> _WHAT IS NEEDED_: Write out every entry word for word.

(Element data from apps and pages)
===
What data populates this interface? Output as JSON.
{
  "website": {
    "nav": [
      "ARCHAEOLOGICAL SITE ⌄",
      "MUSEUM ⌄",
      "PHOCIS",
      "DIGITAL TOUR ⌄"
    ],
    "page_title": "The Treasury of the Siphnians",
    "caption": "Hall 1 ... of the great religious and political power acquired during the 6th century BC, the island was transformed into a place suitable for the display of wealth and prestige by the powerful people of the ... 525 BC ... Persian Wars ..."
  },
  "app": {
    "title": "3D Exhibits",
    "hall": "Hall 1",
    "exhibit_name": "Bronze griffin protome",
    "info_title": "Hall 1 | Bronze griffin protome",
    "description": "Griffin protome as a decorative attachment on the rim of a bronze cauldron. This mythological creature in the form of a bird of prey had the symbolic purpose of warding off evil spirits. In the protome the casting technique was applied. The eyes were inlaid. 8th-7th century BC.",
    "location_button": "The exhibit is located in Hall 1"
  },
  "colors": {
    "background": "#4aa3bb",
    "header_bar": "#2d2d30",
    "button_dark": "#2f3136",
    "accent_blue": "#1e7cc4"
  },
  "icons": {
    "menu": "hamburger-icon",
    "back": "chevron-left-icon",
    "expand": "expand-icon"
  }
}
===
> _WRITTEN REPLY_:
What data populates this interface? Output as JSON.
{
  "website": {
    "nav": [
      "ARCHAEOLOGICAL SITE ⌄",
      "MUSEUM ⌄",
      "PHOCIS",
      "DIGITAL TOUR ⌄"
    ],
    "page_title": "The Treasury of the Siphnians",
    "caption": "Hall 1 ... of the great religious and political power acquired during the 6th century BC, the island was transformed into a place suitable for the display of wealth and prestige by the powerful people of the ... 525 BC ... Persian Wars ..."
  },
  "app": {
    "title": "3D Exhibits",
    "hall": "Hall 1",
    "exhibit_name": "Bronze griffin protome",
    "info_title": "Hall 1 | Bronze griffin protome",
    "description": "Griffin protome as a decorative attachment on the rim of a bronze cauldron. This mythological creature in the form of a bird of prey had the symbolic purpose of warding off evil spirits. In the protome the casting technique was applied. The eyes were inlaid. 8th-7th century BC.",
    "location_button": "The exhibit is located in Hall 1"
  },
  "colors": {
    "background": "#4aa3bb",
    "header_bar": "#2d2d30",
    "button_dark": "#2f3136",
    "accent_blue": "#1e7cc4"
  },
  "icons": {
    "menu": "hamburger-icon",
    "back": "chevron-left-icon",
    "expand": "expand-icon"
  }
}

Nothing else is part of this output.